    Jan 2006
    From
    Germany
    Posts
    5,830
    Thanks
    123

    Re: Slider crank

    Quote Originally Posted by Dcoz View Post
    Thank you once again earboth, with your help I was able to understand the question. Hopefully I have answered them correctly (although you have already confirmed b)

    a) Initially Q is @ 3.2 m after P rotates 90 degress using the pythagoras theorem we find

    c^m2=b^2-a^2
     sqrt(2.5^2-0.75^2)= 2.38 m

    Distance the end Q travelled = 3.2 m - 2.38 m = 0.82 m

    b) Distance the end Q travelled (half a turn) 2 x .75 = 1.5 m

    c) using the sine rule we find sin(30) c = 3.12 m
    using the sine rule again we find sin(170) c =1.76 m

    Distance the end Q travelled 1.36 m

    If I have made any mistakes please let me know. Thank you.
    1. I'll take emakarov's suggestions. I only use some different labels. (see attachment. I've modified your image a little bit)

    2.
    • |\overline{OF}| = p = 0.75 \cdot \cos(\theta)
    • |\overline{PF}| =  0.75 \cdot \sin(\theta)
    • |\overline{FQ}| = q = \sqrt{2.5^2-(0.75 \cdot \sin(\theta))^2}


    The traveled distance w:

    w = 3.25 - (p+q)

    3. The advantage of emakarov's method is that the traveled distance w depends only on the angle of rotation \theta. So you only have to plug in the angle to get the distance from the start-point.
    Attached Thumbnails Attached Thumbnails Slider crank-slidercrank.png  
    Follow Math Help Forum on Facebook and Google+

  9. #9
    Newbie
    Joined
    Aug 2011
    Posts
    24

    Re: Slider crank

    Thank you both for your help on this one. I'm not 100% certain I have got the answer to c) right

    this is what I have

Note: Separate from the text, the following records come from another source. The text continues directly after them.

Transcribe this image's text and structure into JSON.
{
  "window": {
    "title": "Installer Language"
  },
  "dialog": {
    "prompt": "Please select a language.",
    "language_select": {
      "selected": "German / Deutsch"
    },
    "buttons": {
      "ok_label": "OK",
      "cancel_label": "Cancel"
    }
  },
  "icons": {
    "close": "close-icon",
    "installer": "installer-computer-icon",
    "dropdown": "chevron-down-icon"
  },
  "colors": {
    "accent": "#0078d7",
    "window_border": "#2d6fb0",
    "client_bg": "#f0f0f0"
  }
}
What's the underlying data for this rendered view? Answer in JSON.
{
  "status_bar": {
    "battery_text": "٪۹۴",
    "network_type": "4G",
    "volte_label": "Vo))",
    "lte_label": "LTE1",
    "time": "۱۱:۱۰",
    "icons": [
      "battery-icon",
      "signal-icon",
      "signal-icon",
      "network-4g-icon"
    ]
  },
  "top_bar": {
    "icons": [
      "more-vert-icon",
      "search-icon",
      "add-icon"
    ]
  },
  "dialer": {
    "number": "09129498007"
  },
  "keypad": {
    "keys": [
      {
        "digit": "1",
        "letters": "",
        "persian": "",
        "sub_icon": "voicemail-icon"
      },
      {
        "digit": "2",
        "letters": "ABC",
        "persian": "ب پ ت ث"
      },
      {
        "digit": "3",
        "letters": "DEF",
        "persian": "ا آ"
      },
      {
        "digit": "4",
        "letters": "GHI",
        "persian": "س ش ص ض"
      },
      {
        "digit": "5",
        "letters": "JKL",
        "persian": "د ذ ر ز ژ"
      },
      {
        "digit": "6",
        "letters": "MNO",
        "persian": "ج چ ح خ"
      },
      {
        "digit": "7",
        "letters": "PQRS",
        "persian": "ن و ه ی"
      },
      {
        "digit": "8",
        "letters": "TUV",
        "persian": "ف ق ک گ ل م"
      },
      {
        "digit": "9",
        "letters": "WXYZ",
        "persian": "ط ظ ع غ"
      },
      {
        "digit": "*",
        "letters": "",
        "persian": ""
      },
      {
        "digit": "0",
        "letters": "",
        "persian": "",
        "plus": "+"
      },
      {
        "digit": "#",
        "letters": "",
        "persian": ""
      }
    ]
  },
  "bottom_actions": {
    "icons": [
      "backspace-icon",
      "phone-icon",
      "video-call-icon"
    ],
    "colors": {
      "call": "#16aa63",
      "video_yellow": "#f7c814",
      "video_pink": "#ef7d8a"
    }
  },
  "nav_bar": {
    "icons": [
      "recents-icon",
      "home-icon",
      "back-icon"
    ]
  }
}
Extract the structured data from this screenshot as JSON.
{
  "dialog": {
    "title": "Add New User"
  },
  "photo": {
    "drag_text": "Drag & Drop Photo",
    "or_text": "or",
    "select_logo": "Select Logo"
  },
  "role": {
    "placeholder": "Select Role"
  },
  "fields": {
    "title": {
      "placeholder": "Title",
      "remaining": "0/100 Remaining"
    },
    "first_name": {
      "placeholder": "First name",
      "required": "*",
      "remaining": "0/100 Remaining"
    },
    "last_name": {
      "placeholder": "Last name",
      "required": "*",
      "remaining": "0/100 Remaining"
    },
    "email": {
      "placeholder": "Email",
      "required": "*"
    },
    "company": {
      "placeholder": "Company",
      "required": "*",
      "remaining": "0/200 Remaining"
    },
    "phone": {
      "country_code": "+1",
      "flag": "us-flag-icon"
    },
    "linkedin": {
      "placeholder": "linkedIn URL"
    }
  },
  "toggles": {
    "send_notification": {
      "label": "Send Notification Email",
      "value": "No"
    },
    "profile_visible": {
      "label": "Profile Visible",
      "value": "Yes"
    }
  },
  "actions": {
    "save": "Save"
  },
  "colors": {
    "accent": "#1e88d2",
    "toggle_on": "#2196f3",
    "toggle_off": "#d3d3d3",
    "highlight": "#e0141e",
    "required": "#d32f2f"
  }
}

    ϴ = 30˚ p + q = 0.6495 + 2.848 = 3.1336
    ϴ = 170˚ p + q = -0.7386 + 2.4954 = 1.756
    3.1336 1.756 = 1.38 m
    Follow Math Help Forum on Facebook and Google+

  10. #10
    Junior Member
    Joined
    Aug 2011
    Posts
    60

    Re: Slider crank

    Thank you.
    Follow Math Help Forum on Facebook and Google+

Similar Math Help Forum Discussions

  1. Numerical analysis with Crank-Nicolson
    Posted in the Advanced Applied Math Forum
    Replies: 0
    Last Post: June 9th 2011, 03:55 AM
  2. Replies: 0
    Last Post: April 8th 2010, 05:45 AM
  3. Velocity of a slider?
    Posted in the Math Topics Forum
    Replies: 0
    Last Post: November 11th 2009, 03:40 AM
  4. crank-nicolson for 2D nonlinear Fokker-Planck
    Posted in the Discrete Math Forum
    Replies: 0
    Last Post: September 20th 2008, 12:53 PM
  5. Crank Nicolson Scheme For Heat Equation
    Posted in the Advanced Applied Math Forum
    Replies: 2
    Last Post: August 23rd 2006, 05:26 AM

Search Tags


/mathhelpforum @mathhelpforum